▶ [About this task]: Search the data for the string "card", and report each line where it is found.
[Data for review]
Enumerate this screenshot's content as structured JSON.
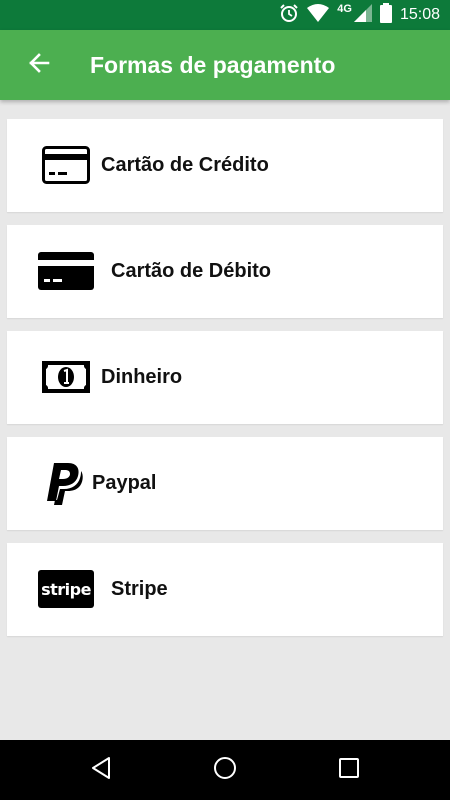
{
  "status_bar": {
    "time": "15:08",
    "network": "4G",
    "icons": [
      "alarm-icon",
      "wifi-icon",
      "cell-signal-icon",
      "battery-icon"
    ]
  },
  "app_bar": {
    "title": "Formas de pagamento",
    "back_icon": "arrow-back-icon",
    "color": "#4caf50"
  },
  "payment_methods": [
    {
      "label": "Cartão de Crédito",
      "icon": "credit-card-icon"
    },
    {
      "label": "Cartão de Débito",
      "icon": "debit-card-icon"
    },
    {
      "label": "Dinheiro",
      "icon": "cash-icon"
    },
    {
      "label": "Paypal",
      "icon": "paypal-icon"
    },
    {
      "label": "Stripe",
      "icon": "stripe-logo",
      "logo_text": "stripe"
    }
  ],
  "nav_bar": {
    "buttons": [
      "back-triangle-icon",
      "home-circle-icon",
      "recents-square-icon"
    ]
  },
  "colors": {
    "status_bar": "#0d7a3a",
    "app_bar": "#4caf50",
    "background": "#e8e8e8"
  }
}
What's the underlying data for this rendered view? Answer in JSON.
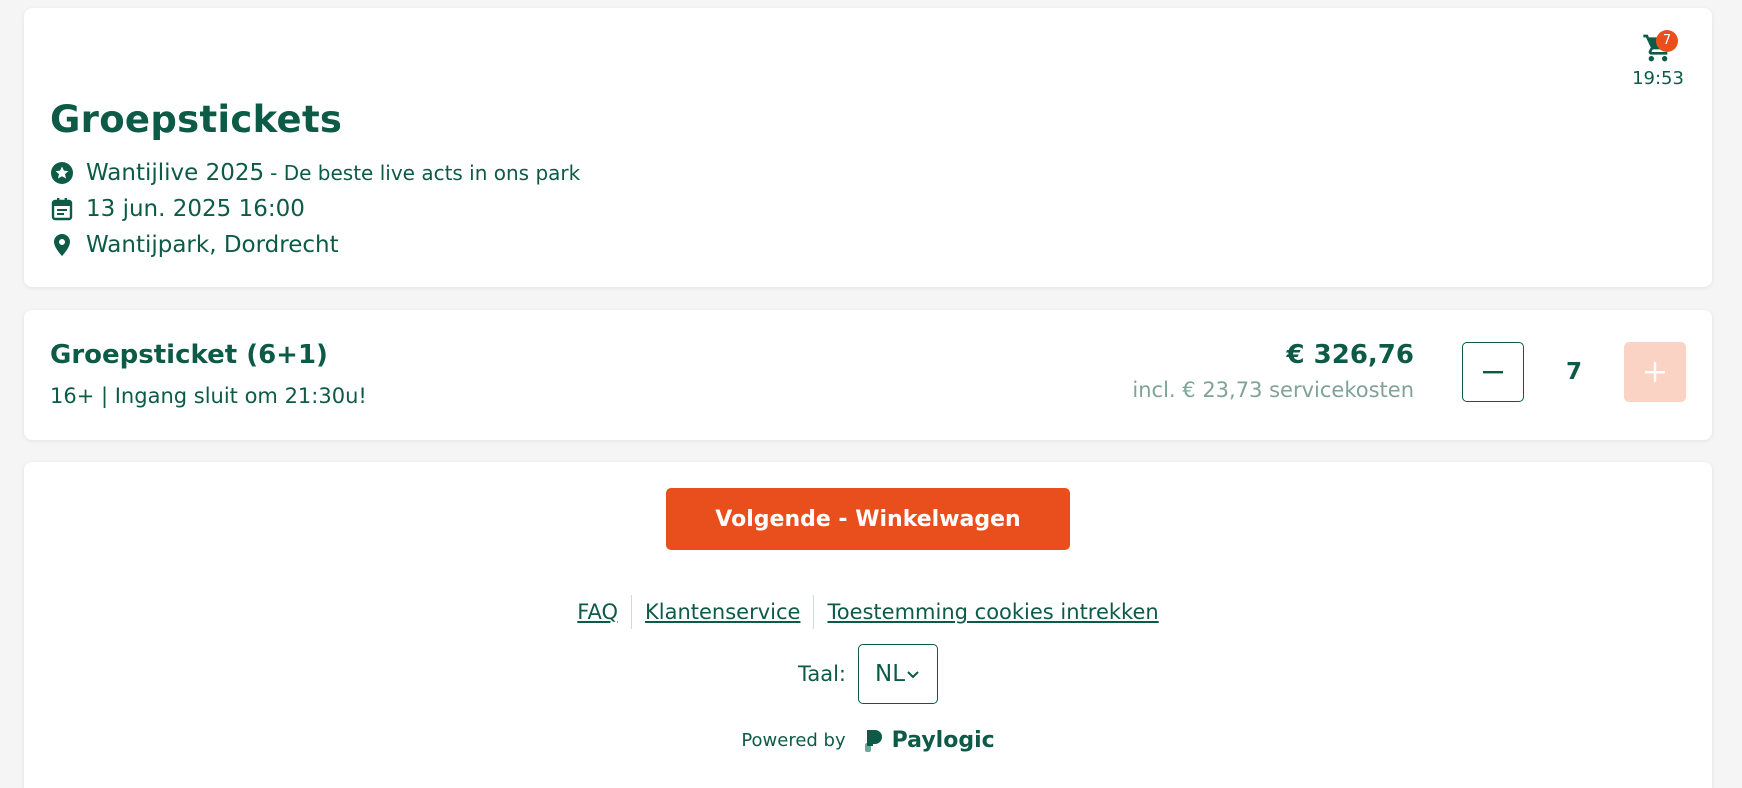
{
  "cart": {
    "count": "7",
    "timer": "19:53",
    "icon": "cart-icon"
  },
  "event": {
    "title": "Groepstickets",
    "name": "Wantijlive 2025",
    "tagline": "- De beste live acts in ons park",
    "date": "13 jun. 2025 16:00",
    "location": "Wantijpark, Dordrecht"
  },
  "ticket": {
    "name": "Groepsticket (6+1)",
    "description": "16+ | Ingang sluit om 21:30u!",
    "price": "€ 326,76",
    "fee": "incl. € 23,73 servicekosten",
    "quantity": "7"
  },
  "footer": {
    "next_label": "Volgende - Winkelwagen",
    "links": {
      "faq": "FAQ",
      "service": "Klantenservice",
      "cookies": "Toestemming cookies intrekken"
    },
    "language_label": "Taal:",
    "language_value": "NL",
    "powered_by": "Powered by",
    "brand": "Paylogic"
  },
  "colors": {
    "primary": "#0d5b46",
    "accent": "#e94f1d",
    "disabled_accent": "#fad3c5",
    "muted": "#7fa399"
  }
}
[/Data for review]
▶ [Answer for the task]:
      "icon": "credit-card-icon"
      "icon": "debit-card-icon"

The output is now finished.